The American College of Obstetricians and Gynecologists (ACOG) has issued new breast cancer screening guidelines for doctors who care for women. The guidelines will be published in the August 2011 issue of Obstetrics & Gynecology.
The guidelines recommend:
- screening mammograms once per year, starting at age 40, for women with average breast cancer risk
- encouraging young women to do regular breast self-exams starting at age 20
- breast exams by a doctor or other healthcare professional every 1 to 3 years for women aged 20 to 39, and every year for women 40 and older
The ACOG mammogram guidelines are the same as mammogram guidelines from the American Cancer Society and the National Comprehensive Cancer Network. The National Cancer Institute still recommends screening mammograms every 1 to 2 years (instead of every year) for women aged 40 to 49, then every year starting at age 50.
The value of routine mammogram screening was questioned in November 2009 when the U.S. Preventive Services Task Force (USPSTF) recommended that routine screening mammograms for women with an average risk of breast cancer should start at age 50 instead of age 40. The recommended changes were very controversial and were not adopted.
When developing the new ACOG guidelines, committee members noted that although breast cancers are less common in younger women compared to older women, research shows that breast cancers in younger women tend to grow almost twice as fast on average as breast cancers in older women:

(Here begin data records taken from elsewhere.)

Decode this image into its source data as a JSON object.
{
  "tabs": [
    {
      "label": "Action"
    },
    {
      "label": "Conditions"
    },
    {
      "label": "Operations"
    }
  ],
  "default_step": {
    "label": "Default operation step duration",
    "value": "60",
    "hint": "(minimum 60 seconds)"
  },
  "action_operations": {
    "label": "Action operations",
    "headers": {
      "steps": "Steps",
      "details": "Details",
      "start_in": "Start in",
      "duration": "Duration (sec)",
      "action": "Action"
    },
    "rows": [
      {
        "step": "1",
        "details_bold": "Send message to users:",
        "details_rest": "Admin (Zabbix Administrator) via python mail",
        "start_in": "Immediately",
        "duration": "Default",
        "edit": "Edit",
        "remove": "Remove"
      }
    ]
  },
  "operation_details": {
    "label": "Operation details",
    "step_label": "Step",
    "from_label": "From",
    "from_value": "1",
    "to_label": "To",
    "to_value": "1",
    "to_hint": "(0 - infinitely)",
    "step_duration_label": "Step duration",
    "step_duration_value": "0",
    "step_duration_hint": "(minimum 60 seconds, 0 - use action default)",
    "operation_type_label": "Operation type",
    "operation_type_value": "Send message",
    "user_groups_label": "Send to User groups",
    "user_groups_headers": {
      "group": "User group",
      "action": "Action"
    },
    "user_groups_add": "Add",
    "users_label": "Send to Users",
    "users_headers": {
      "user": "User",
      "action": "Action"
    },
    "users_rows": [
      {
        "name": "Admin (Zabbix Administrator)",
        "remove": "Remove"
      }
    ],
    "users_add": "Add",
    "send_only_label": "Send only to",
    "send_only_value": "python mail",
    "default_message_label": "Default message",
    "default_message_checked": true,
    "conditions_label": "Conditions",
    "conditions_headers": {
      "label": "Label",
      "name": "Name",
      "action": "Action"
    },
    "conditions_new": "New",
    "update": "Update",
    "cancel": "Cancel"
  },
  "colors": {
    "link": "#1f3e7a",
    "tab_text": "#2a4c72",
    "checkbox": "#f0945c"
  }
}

- In a woman in her 40s, an average breast cancer grows from small with no symptoms to large enough to be felt with symptoms over 2 to 2.5 years.

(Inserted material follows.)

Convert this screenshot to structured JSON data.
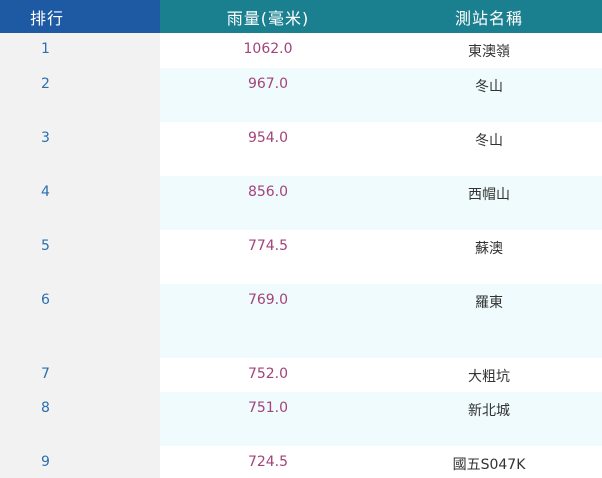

- In a woman older than 70, an average breast cancer grows from small with no symptoms to large enough to be felt with symptoms over about 4 years.
Because of the faster average growth of breast cancers in younger women, the committee members felt that screening EVERY year for ALL women -- including women aged 40 to 50 -- makes sense. The committee members believe that breast cancer screening every year (instead of every 1 to 2 years) in women aged 40 to 50 will improve the likelihood of detecting breast cancer at an early and more treatable stage. This will allow the women to start treatment sooner and reduce the risk of the cancer's spread.
If you're 40 or older and have an average risk of breast cancer, yearly screening mammograms should be part of your healthcare. If your breast cancer risk is higher than average, you may want to talk to your doctor about a more aggressive breast cancer screening plan that makes the most sense for your particular situation.
There's only one of you and you deserve the best care possible. Don't let any obstacles get in the way of your regular screening mammograms.
- If you're worried about cost, talk to your doctor, a local hospital social worker, or staff members at a mammogram center. Ask about free programs in your area.
- If you're having problems scheduling a mammogram, call the National Cancer Institute (800-4-CANCER) or the American College of Radiology (800-227-5463) to find certified mammogram providers near you.
- If you find mammograms painful, ask the mammography center staff members how the experience can be as easy and as comfortable as possible for you.
For more information on mammograms and other tests to detect breast cancer, visit the Breastcancer.org Screening and Testing pages.